As the bill came up, the Democrats requested the bill be circled, a method to pause action, so that they could have 15 minutes to read the bill and caucus on it. Their request was voted down. The debate was long, and the Democrat Senators were amazing in their support and voice on the community’s behalf. I can’t thank them enough for their words, understanding, and vigor in the debate. Sen Thatcher gave an emotional speech on how transgender youth touched him and we should be giving them love instead. He mentioned the SafeUT app recognizing the impact this change could have on our youth.
In the back of the chamber were Democrat representatives as the House was on its break. They were listening in and discussing strategy and I walked back and talked with them. Always a champion on our side and two I engage with a lot, Reps Dailey-Provost and Stoddard, and I sympathized. Rep Bennion, a parent of a transgender youth, and I shared tears and hugged. Rep Briscoe shared his heartful thoughts. I looked to my left and saw Rep Judkins to the side, whom I have had many amazing discussions with, and we shared a look of sorrow.
On the Senate floor, there was some painful wording coming out of some senators. “Male biology” is the misdirection used to attack transgender girls, and it was used voraciously, which had me wishing I could shout out loud how wrong that was. There were points that were sometimes de-humanizing, including comparing our participation to a race between fillies and stallions. The debate was hard to hear.
As the vote happened, there were a few who stated they were voting no due to disagreeing with the process the bill went through. They didn’t like the lack of community input and debate on its merits. The bill passed 16–13. Immediately, the governor announced that he was planning to veto the bill. With that announcement, I heard the House was discussing whether to even bring it up for a vote. I felt immediate gratitude to the governor for his continued love for our youth and consideration of the harm placed on them.
As I walked out of the chambers, I received many hugs. Once outside, the Equality Utah team was there, and you could feel how it impacted everyone.
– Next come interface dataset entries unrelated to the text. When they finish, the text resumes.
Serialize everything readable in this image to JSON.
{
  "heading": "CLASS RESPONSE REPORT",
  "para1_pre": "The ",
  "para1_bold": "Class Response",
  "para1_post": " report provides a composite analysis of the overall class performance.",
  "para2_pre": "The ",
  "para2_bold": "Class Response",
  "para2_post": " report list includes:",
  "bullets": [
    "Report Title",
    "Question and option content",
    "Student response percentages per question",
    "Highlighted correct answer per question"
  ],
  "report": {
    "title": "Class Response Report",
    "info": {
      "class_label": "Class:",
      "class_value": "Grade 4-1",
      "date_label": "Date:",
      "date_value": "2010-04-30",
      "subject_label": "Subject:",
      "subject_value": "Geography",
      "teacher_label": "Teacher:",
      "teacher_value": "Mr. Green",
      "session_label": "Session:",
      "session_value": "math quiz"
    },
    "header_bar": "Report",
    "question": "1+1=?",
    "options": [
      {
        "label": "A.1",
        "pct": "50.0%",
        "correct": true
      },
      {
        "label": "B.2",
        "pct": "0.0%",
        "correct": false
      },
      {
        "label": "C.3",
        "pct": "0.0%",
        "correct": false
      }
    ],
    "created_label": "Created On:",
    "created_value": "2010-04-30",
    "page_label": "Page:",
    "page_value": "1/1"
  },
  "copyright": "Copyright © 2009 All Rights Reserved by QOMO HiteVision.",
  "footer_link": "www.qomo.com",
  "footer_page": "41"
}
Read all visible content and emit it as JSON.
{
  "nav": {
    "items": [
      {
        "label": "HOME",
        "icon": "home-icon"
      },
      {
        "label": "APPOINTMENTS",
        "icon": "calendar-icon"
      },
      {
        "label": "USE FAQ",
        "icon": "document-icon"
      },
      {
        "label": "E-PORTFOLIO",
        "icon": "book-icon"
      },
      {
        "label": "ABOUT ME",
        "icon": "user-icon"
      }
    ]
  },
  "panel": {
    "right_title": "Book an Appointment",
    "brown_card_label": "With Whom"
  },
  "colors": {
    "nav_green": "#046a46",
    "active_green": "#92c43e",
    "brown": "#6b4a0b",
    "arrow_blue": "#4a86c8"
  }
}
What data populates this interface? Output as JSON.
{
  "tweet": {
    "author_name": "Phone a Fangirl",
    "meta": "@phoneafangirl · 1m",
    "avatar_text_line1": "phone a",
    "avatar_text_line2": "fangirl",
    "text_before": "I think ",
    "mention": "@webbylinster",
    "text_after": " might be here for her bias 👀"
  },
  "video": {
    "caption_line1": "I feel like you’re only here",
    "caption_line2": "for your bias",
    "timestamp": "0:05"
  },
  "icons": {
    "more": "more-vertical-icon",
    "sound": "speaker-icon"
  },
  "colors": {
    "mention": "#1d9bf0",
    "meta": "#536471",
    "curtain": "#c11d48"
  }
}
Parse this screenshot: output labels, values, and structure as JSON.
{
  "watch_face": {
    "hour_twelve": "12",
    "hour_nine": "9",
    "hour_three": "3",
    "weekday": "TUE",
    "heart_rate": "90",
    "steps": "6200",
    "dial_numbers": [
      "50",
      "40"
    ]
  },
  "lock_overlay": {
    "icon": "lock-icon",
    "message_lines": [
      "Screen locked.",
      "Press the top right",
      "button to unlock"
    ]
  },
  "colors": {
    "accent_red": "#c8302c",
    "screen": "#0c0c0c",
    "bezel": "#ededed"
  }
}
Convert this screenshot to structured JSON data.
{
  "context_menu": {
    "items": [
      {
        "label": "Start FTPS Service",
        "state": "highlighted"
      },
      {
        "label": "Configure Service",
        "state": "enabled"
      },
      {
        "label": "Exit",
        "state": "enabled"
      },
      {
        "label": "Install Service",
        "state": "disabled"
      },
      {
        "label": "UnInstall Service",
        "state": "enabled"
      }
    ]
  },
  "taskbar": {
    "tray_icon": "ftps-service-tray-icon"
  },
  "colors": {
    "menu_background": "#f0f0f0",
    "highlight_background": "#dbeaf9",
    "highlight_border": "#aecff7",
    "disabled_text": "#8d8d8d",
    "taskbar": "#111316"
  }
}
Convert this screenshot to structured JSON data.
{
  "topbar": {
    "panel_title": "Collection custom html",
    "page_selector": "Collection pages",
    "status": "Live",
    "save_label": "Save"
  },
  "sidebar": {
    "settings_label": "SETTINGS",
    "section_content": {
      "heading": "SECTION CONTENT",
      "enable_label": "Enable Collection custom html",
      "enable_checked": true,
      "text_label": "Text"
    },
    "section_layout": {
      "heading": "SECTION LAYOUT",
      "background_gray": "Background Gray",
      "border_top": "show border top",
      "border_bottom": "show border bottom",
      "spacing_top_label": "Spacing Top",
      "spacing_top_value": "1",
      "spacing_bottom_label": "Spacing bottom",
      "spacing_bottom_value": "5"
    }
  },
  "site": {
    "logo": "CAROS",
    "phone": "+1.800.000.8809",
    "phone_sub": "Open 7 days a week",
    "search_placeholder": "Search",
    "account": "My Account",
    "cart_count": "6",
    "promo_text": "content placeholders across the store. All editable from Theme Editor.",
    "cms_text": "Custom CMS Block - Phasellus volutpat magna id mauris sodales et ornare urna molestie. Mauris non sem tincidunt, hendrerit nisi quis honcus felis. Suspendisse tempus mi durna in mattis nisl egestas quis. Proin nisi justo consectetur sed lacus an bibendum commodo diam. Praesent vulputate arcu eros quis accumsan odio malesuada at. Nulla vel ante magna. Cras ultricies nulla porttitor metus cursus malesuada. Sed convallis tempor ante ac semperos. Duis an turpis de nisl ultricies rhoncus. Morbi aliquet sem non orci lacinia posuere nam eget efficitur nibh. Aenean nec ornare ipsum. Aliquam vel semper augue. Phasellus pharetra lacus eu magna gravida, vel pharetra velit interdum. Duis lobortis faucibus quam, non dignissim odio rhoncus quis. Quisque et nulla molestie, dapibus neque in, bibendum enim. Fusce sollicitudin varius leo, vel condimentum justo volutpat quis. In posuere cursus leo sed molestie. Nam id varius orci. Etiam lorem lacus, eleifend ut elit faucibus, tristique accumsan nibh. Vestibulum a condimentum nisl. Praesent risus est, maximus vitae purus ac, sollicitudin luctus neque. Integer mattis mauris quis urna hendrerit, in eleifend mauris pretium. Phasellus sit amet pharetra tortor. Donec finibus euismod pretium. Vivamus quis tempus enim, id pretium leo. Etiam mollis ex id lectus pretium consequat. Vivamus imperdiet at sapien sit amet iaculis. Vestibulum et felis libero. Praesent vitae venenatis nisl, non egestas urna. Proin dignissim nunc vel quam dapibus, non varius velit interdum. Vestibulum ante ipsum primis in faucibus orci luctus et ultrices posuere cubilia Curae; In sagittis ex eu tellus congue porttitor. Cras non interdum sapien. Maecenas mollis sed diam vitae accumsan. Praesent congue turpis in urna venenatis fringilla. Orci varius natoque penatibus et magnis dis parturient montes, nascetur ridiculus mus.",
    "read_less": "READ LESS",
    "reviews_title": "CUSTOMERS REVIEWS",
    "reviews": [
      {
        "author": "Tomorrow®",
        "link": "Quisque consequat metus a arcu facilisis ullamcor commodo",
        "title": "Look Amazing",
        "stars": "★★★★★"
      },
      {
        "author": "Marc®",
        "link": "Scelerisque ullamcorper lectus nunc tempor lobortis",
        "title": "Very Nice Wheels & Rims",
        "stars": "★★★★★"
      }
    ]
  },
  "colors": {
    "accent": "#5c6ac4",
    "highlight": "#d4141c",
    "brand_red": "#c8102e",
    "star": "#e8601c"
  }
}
A friend with a transgender youth had been in the gallery and said they couldn’t go listen in on the House as it had been too much of an emotional drain already. Immediately I was asked to do interviews, which is how it will always work, but you are caught in a very emotional time. It becomes hard to process your words, and maybe that is a good thing.
We decided to go off-site to strategize instead of sit in the House gallery due to the bombshell change and subsequent governor’s announcement. We viewed by video as the House proceeded. It was a much shorter debate in that chamber, likely due to the knowledge of the pending veto. The bill passed 46–29 to then head to the governor, and at press time, we are waiting for him to receive it.
I am left feeling a lot to process this session. We usually come into a session opposing bills and have had great success, so this was certainly different. A lot of continued work was put in throughout the year, not only in those meetings with the sponsor, but with many others so that we could educate and try and have a fair path. Then, in the end, all that work was ignored, and it became a full attack on our youth.
I do believe our work and all the impactful stories the community shared with their legislators did change some minds, which contributed to the current veto-proof vote results. We need to keep this up. Progress isn’t always as apparent, and we must remind ourselves of that.
This article is part of processing my feelings, and as I look into the year as the pandemic lifts, I hope that all of us can come together and process this as a community so we can proudly move forward.
Sue Robbins sits on the Equality Utah Transgender Advisory Council and is a past Board Chair of the Utah Pride Center and Transgender Education Advocates of Utah.